» **AIM OF THE EXERCISE**
Please return the data that follows precisely as written, but without the images.
*** GIVEN ENTRIES Section Begins ***
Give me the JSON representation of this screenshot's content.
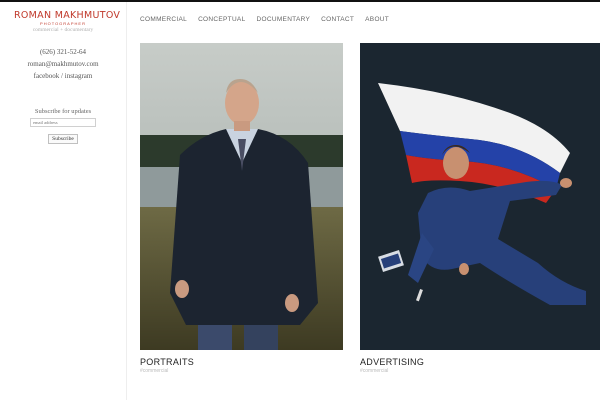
{
  "brand": {
    "name": "ROMAN MAKHMUTOV",
    "sub": "PHOTOGRAPHER",
    "tagline": "commercial + documentary"
  },
  "contact": {
    "phone": "(626) 321-52-64",
    "email": "roman@makhmutov.com",
    "facebook": "facebook",
    "separator": "/",
    "instagram": "instagram"
  },
  "subscribe": {
    "label": "Subscribe for updates",
    "placeholder": "email address",
    "button": "Subscribe"
  },
  "nav": [
    "COMMERCIAL",
    "CONCEPTUAL",
    "DOCUMENTARY",
    "CONTACT",
    "ABOUT"
  ],
  "tiles": [
    {
      "title": "PORTRAITS",
      "category": "#commercial"
    },
    {
      "title": "ADVERTISING",
      "category": "#commercial"
    }
  ],
  "colors": {
    "accent": "#c0392b",
    "text": "#333333"
  }
}
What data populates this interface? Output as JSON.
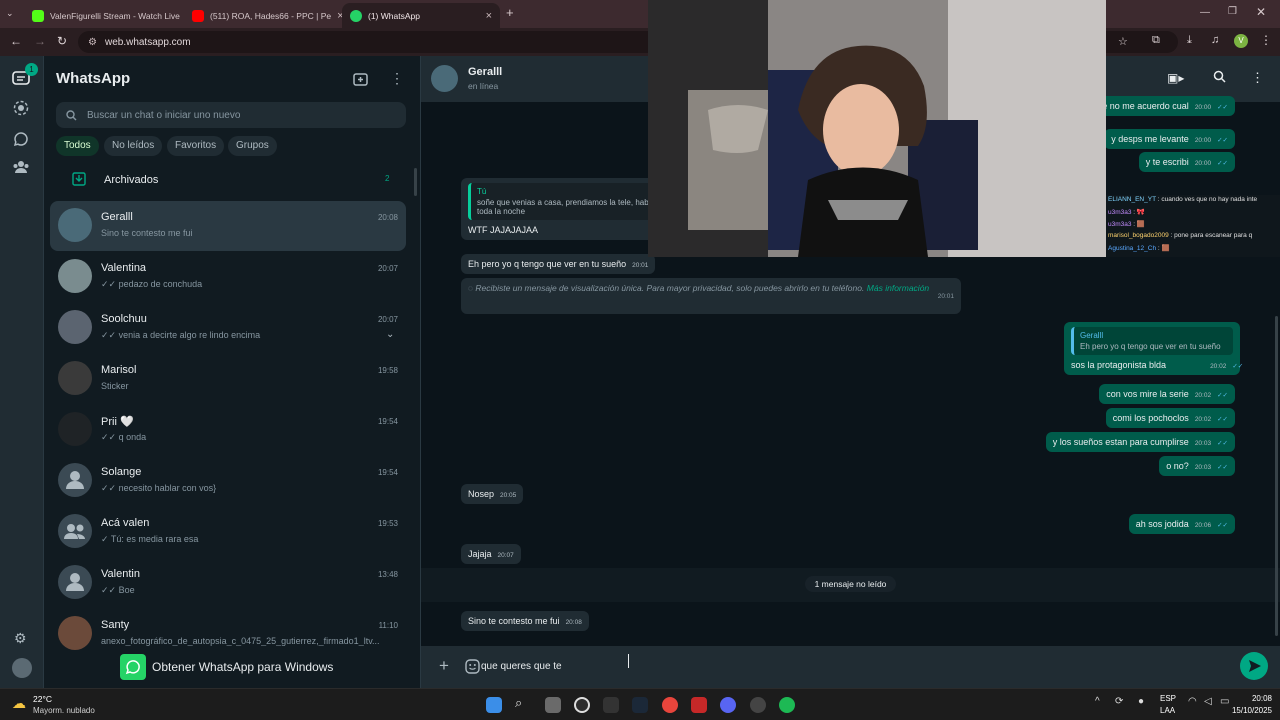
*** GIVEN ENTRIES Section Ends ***
» **SOLUTION FOR THIS EXERCISE**
Give me the JSON representation of this screenshot's content.
{
  "brand": {
    "name": "ROMAN MAKHMUTOV",
    "sub": "PHOTOGRAPHER",
    "tagline": "commercial + documentary"
  },
  "contact": {
    "phone": "(626) 321-52-64",
    "email": "roman@makhmutov.com",
    "facebook": "facebook",
    "separator": "/",
    "instagram": "instagram"
  },
  "subscribe": {
    "label": "Subscribe for updates",
    "placeholder": "email address",
    "button": "Subscribe"
  },
  "nav": [
    "COMMERCIAL",
    "CONCEPTUAL",
    "DOCUMENTARY",
    "CONTACT",
    "ABOUT"
  ],
  "tiles": [
    {
      "title": "PORTRAITS",
      "category": "#commercial"
    },
    {
      "title": "ADVERTISING",
      "category": "#commercial"
    }
  ],
  "colors": {
    "accent": "#c0392b",
    "text": "#333333"
  }
}
What data populates this interface? Output as JSON.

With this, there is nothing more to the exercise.